I had fallen so badly in my career that after that fall, the only option was getting back up. I had to kick doors very hard for them to open up for me, and in the end, they did open. I am very happy about that. I have signed with a top Hollywood agency which will be announced soon. I think everything from my martial arts to theatre stint to being rejected have got me to doing work here. I will not only pursue work here (in Hollywood). Wherever good scripts take me, I’ll go with them.
Which projects have you been manifesting?
I’ll be sued. But I have been manifesting a lot of action stuff. I have been training in Japanese sword fighting and kickboxing. Since I have done theatre, I am also looking for drama roles. Movies shouldn’t just be about action, it should also have a story. Today I think it would be between horror and action, which I love.
Any film/Hollywood horror series you would like to be a part of?
I think ‘A Quiet Place’ is awesome. There are one-two others as well, but I won’t say anything as I might become a part of it.
Were there any recent Bollywood films that impressed you and what movies would you like to star in?
I really loved ‘Chandigarh Kare Aashiqui’. The thought and concept of it all are so empowering. For so many years women have been used as props in movies and for the last 8 years, with Taapsee Pannu, Kangana Ranaut pushing for such empowering content. Even Salman Khan sir and Anushka Sharma did ‘Sultan’, or Aamir Khan‘s ‘Dangal’, where the positioning of women is so beautiful. I would love to work on films like these. No matter what actor I am working with, I would like to star in such films.
I am proud of the fact that there is such amazing content coming out of India. They are touching upon new subjects and there is this new wave of filmmakers who are making films on women empowerment and LGBTQ+, trans girls. I am so proud of it and happy to represent India here. I keep telling my directors and producers to watch these Indian films. I tell them that when they see real movies from India, their perspective of our country will change.
Tell us about your upcoming projects.
I have two Hindi films that are ready for their release. I don’t know when they will be released, but I hope it gets screened everywhere because I was not seen for about 5-6 years. With all this Covid situation, there is a lot of uncertainty.
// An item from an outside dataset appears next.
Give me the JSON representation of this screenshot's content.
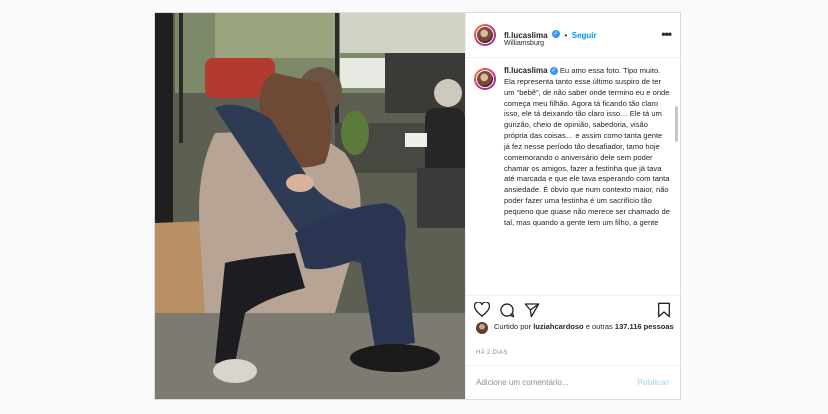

I am reading a couple of scripts. My idea is to work with great content. I have a house in Mumbai and in Hollywood. I plan on getting one in London as well so that wherever I get work, I’ll go there and stay.